On July 30 2019, Facebook user Joseph Rudy Rullo shared what were purportedly Apple pioneer Steve Jobs’ last words (archived here), uttered on his deathbed:
The post eventually segued into other musings, but it began with Jobs’ supposed lamentation of his pursuit of wealth and material success over other things:
Steve Jobs died a billionaire, with a fortune of $7 billion, at the age of 56 from pancreatic cancer, and here are some of his last words… 👇👇👇
“In other eyes, my life is the essence of success, but aside from work, I have a little joy. And in the end, wealth is just a fact of life to which I am accustomed.”
“At this moment, lying on the bed, sick and remembering all my life, I realize that all my recognition and wealth that I have is meaningless in the face of imminent death. You can hire someone to drive a car for you, make money for you – but you can not rent someone to carry the disease for you. One can find material things, but there is one thing that can not be found when it is lost – “LIFE”. ❤️
Treat yourself well, and cherish others. As we get older we are smarter, and we slowly realize that the watch is worth $30 or $300 – both of which show the same time. Whether we carry a purse worth $30 or $300 – the amount of money in the wallets are the same. Whether we drive a car worth $150,000, or a car worth $30,000 – the road and distance are the same, we reach the same destination. If we drink a bottle worth $300 or wine worth $10 – the “stroller” will be the same. If the house we live in is 300 square meters, or 3000 square meters – the loneliness is the same.”
“Your true inner happiness does not come from the material things of this world. 🌍 Whether you’re flying first class, or economy class – if the plane crashes, you crash with it.”
So, I hope you understand that when you have friends or someone to talk to – this is true happiness! ✅
Iterations of that specific commentary attributed to Jobs circulated on social media for some time, frequently appearing on Facebook.
Jobs died of pancreatic cancer in 2011, and the commentary reproduced here began circulating online in 2015.
On October 30 2011, the New York Times published an editorial written by Jobs’ sister Mona Simpson, “A Sister’s Eulogy for Steve Jobs.” In it, Simpson wrote of what Jobs’ said last before his death:
This had to be done. Even now, he had a stern, still handsome profile, the profile of an absolutist, a romantic.
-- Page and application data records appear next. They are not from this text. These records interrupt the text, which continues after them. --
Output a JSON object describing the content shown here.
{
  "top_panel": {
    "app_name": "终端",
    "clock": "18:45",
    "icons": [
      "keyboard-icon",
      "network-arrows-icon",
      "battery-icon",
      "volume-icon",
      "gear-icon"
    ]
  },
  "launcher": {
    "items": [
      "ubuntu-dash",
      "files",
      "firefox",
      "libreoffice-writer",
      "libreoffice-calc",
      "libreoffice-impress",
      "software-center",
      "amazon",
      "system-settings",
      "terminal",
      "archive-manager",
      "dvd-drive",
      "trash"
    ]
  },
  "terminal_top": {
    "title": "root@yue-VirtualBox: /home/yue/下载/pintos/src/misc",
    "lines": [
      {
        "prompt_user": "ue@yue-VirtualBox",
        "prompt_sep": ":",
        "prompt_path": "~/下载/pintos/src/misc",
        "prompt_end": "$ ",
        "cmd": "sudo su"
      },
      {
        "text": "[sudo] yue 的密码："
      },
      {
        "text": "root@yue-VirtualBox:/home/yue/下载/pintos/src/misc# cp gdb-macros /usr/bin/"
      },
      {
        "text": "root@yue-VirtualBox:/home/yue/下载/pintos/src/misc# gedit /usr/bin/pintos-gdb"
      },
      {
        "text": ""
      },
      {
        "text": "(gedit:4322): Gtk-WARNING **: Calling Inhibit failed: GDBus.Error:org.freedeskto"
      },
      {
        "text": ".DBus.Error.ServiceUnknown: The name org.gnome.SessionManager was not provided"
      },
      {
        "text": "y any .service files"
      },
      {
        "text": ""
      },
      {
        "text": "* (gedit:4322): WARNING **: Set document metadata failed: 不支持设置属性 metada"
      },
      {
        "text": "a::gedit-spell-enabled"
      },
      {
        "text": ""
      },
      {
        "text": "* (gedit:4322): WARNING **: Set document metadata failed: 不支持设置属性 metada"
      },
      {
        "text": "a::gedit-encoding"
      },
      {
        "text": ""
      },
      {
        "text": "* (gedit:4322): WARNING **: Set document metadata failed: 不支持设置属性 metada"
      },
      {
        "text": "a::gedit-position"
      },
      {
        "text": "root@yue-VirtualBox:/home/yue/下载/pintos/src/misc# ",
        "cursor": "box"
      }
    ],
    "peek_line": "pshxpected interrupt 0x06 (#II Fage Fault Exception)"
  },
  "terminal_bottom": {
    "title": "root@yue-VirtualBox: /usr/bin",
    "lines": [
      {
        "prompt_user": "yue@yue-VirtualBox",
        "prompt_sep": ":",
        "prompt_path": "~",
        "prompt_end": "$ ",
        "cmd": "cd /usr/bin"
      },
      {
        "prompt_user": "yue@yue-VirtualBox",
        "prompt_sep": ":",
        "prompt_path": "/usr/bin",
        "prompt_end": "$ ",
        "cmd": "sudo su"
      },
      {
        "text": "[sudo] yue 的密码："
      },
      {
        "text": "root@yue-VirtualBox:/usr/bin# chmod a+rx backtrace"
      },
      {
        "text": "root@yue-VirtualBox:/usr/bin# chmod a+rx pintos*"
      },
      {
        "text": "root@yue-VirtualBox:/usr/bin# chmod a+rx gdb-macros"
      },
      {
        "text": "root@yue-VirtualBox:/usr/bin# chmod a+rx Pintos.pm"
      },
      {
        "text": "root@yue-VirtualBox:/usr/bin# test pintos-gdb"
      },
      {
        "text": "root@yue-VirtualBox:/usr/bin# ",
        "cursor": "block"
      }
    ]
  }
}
His breath indicated an arduous journey, some steep path, altitude.
He seemed to be climbing.
But with that will, that work ethic, that strength, there was also sweet Steve’s capacity for wonderment, the artist’s belief in the ideal, the still more beautiful later.
Steve’s final words, hours earlier, were monosyllables, repeated three times.
Before embarking, he’d looked at his sister Patty, then for a long time at his children, then at his life’s partner, Laurene, and then over their shoulders past them.
Steve’s final words were:
OH WOW. OH WOW. OH WOW.
Simpson’s piece noted that Jobs had been “successful at a young age,” but the words “money” and “wealth” did not appear in it. In a subsequent portion, she (not he) recalled Jobs’ occasional disinterest in material things:
[Jobs and his family] once embarked on a kitchen remodel; it took years. They cooked on a hotplate in the garage. The Pixar building, under construction during the same period, finished in half the time. And that was it for the Palo Alto house. The bathrooms stayed old. But — and this was a crucial distinction — it had been a great house to start with; Steve saw to that.
This is not to say that he didn’t enjoy his success: he enjoyed his success a lot, just minus a few zeros. He told me how much he loved going to the Palo Alto bike store and gleefully realizing he could afford to buy the best bike there.
Incorrect versions of Steve Jobs’ last words have circulated online since at least 2015, likely attributed to him because of his association with the highly successful Apple brand. However, the only last words attributed to Jobs by his loved ones who were present when he died are “oh wow,” not a lengthy exhortation on the merits of eschewing material success.